to hers; and, every sense being absorbed in the single one of hearing, followed her through the course of her narrative.
My brother again departed without disclosing his sentiments; the effort it cost him was evident, but his sense of honour surmounted every opposing consideration. Louisa again drooped, and pined in silent sorrow. I lamented equally for my friend and my brother; and have a thousand times accused that delicacy as false, which withheld them from the happiness they might so easily and so innocently have obtained. The behaviour of the Count, at least to my eye, seemed to indicate the satisfaction which this union would have given him. It was about this period that the Marquis Mazzini first saw and became enamoured of Louisa. His proposals were very flattering, but the Count forbore to exert the undue authority of a father; and he ceased to press the connection, when he perceived that Louisa was really averse to it. Louisa was sensible of the generosity of his conduct, and she could scarcely reject the alliance without a sigh, which her gratitude paid to the kindness of her father.
But an event now happened which dissolved at once our happiness, and all our air-drawn schemes for futurity. A dispute which, it seems, originated in a trifle, but soon increased to a serious degree, arose between the Chevalier de Menon and my brother. It was decided by the sword, and my dear brother fell by the hand of my husband. I shall pass over this period of my life; it is too painful for recollection. The effect of this event upon Louisa was such as may be imagined.
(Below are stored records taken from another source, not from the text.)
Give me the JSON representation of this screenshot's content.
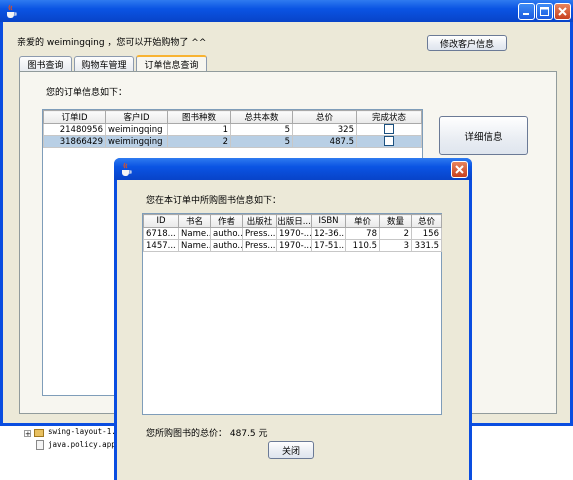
{
  "main_window": {
    "greeting": "亲爱的 weimingqing ，您可以开始购物了 ^^",
    "edit_customer_button": "修改客户信息",
    "tabs": [
      {
        "label": "图书查询"
      },
      {
        "label": "购物车管理"
      },
      {
        "label": "订单信息查询"
      }
    ],
    "orders_heading": "您的订单信息如下：",
    "orders_columns": [
      "订单ID",
      "客户ID",
      "图书种数",
      "总共本数",
      "总价",
      "完成状态"
    ],
    "orders_rows": [
      {
        "order_id": "21480956",
        "customer_id": "weimingqing",
        "kinds": "1",
        "count": "5",
        "total": "325",
        "done": false
      },
      {
        "order_id": "31866429",
        "customer_id": "weimingqing",
        "kinds": "2",
        "count": "5",
        "total": "487.5",
        "done": false
      }
    ],
    "details_button": "详细信息"
  },
  "tree": {
    "items": [
      {
        "label": "swing-layout-1..."
      },
      {
        "label": "java.policy.app..."
      }
    ]
  },
  "dialog": {
    "heading": "您在本订单中所购图书信息如下：",
    "columns": [
      "ID",
      "书名",
      "作者",
      "出版社",
      "出版日...",
      "ISBN",
      "单价",
      "数量",
      "总价"
    ],
    "rows": [
      {
        "id": "6718...",
        "name": "Name...",
        "author": "autho...",
        "publisher": "Press...",
        "date": "1970-...",
        "isbn": "12-36...",
        "price": "78",
        "qty": "2",
        "total": "156"
      },
      {
        "id": "1457...",
        "name": "Name...",
        "author": "autho...",
        "publisher": "Press...",
        "date": "1970-...",
        "isbn": "17-51...",
        "price": "110.5",
        "qty": "3",
        "total": "331.5"
      }
    ],
    "total_label": "您所购图书的总价：",
    "total_value": "487.5 元",
    "close_button": "关闭"
  },
  "colors": {
    "titlebar": "#0a54e3",
    "window_bg": "#ece9d8",
    "selected_row": "#b8cfe5",
    "close_red": "#d9533b"
  }
}
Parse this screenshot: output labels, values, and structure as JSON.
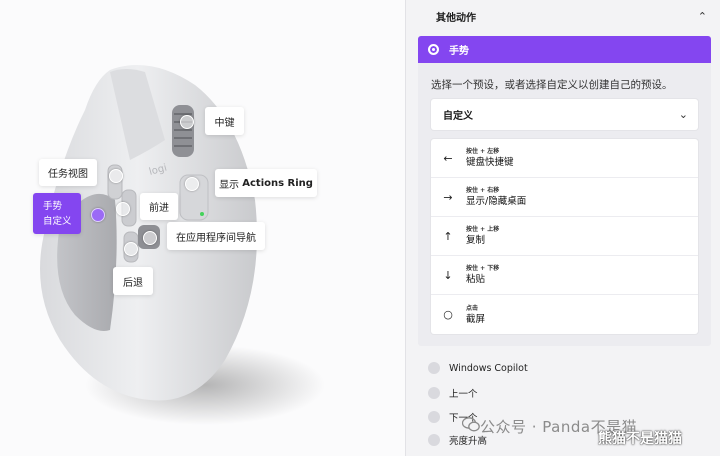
{
  "callouts": {
    "middle": "中键",
    "task_view": "任务视图",
    "show_actions_ring_prefix": "显示",
    "show_actions_ring_bold": "Actions Ring",
    "gesture_title": "手势",
    "gesture_sub": "自定义",
    "forward": "前进",
    "app_nav": "在应用程序间导航",
    "back": "后退"
  },
  "panel": {
    "section_title": "其他动作",
    "gesture": {
      "label": "手势",
      "instruction": "选择一个预设，或者选择自定义以创建自己的预设。",
      "preset_value": "自定义",
      "rows": [
        {
          "icon": "arrow-left-icon",
          "glyph": "←",
          "sub": "按住 + 左移",
          "main": "键盘快捷键"
        },
        {
          "icon": "arrow-right-icon",
          "glyph": "→",
          "sub": "按住 + 右移",
          "main": "显示/隐藏桌面"
        },
        {
          "icon": "arrow-up-icon",
          "glyph": "↑",
          "sub": "按住 + 上移",
          "main": "复制"
        },
        {
          "icon": "arrow-down-icon",
          "glyph": "↓",
          "sub": "按住 + 下移",
          "main": "粘贴"
        },
        {
          "icon": "click-circle-icon",
          "glyph": "○",
          "sub": "点击",
          "main": "截屏"
        }
      ]
    },
    "options": [
      "Windows Copilot",
      "上一个",
      "下一个",
      "亮度升高"
    ]
  },
  "watermark": {
    "text": "公众号 · Panda不是猫",
    "overlay": "熊猫不是猫猫"
  },
  "colors": {
    "accent": "#8446f0"
  }
}
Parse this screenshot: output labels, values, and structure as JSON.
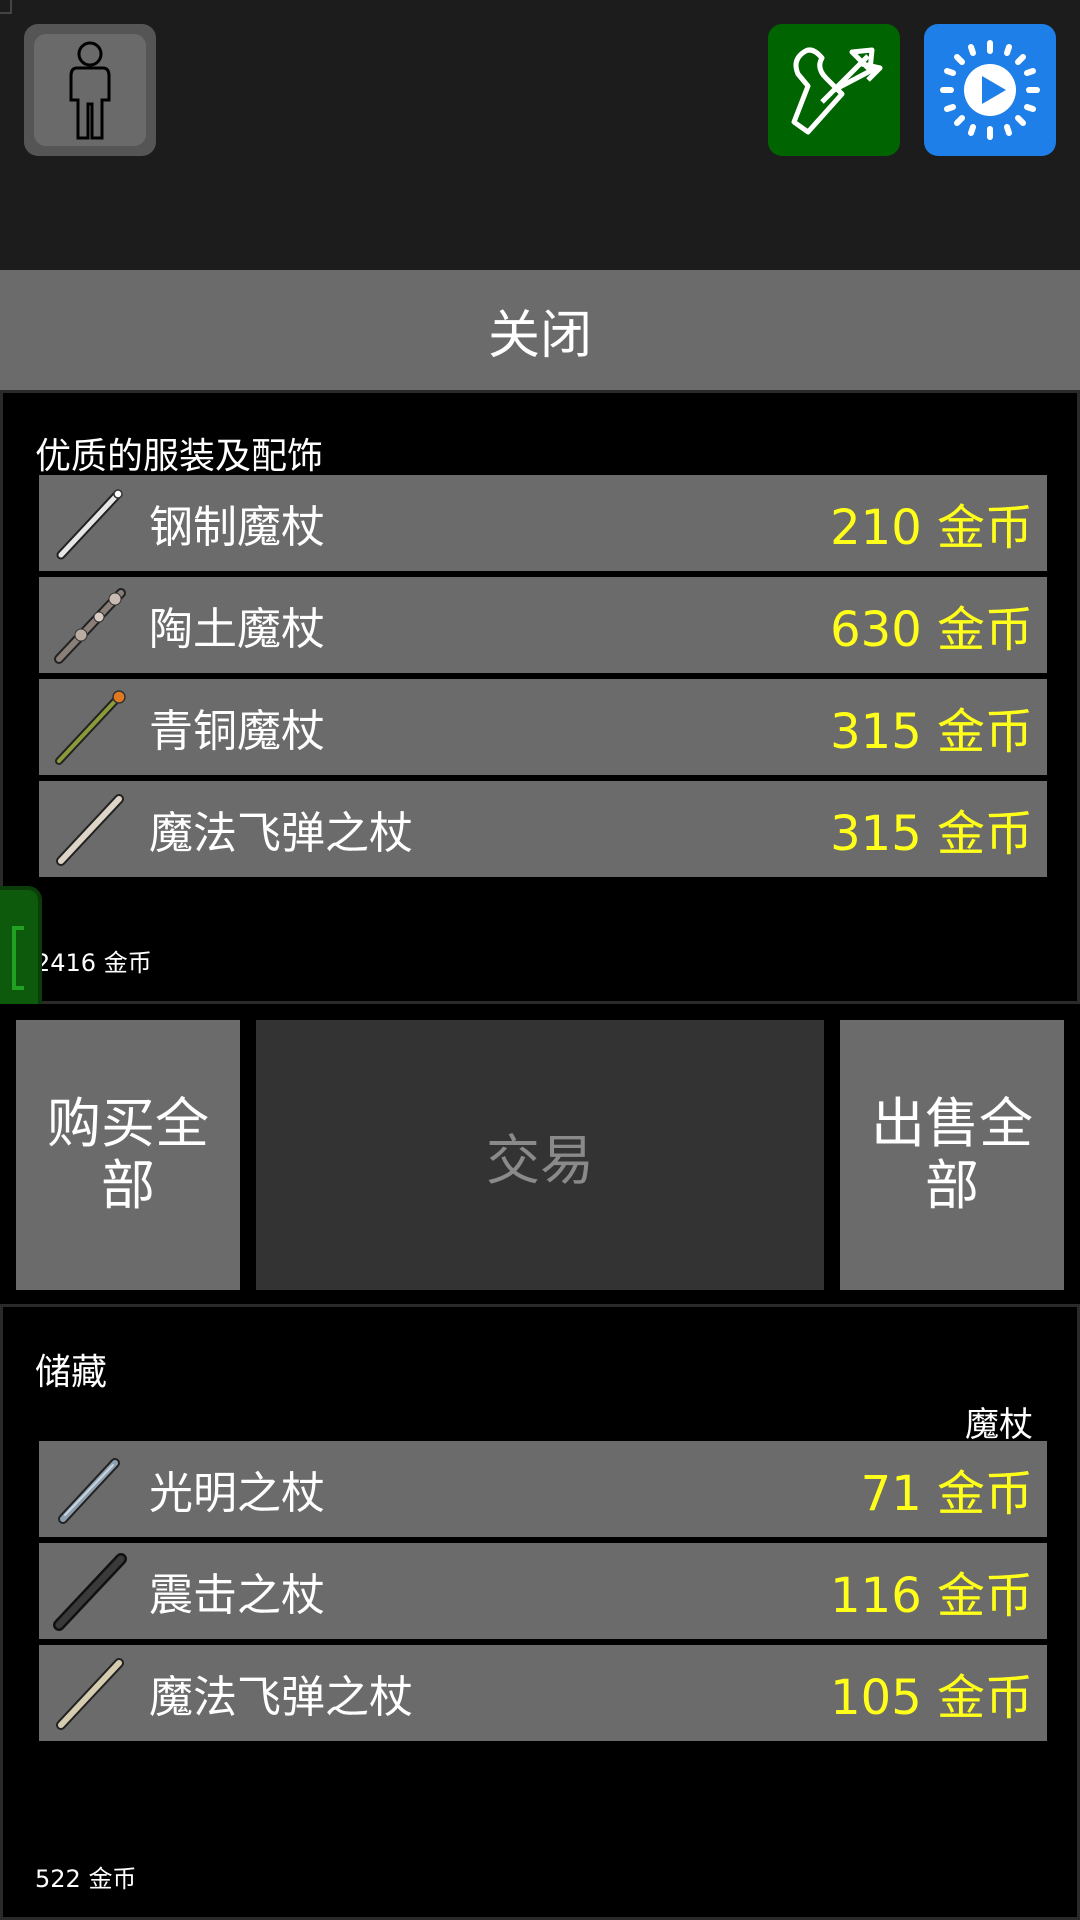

The world was now become indifferent to her, and, as she had no prospect of happiness for herself, she was unwilling to withhold it from the father who had deserved so much of her. After some time, when the Marquis renewed his addresses, she gave him her hand. The characters of the Marquis and his lady were, in their nature, too opposite to form a happy union. Of this Louisa was very soon sensible; and, though the mildness of her disposition made her tamely submit to the unfeeling authority of her husband, his behaviour sunk deep in her heart, and she pined in secret. It was impossible for her to avoid opposing the character of the Marquis to that of him upon whom her affections had been so fondly and so justly fixed. The comparison increased her sufferings, which soon preyed upon her constitution, and very visibly affected her health. Her situation deeply afflicted the Count, and united with the infirmities of age to shorten his life.
Upon his death, I bade adieu to my cousin, and quitted Sicily for Italy, where the Chevalier de Menon had for some time expected me. Our meeting was very affecting. My resentment towards him was done away, when I observed his pale and altered countenance, and perceived the melancholy which preyed upon his heart. All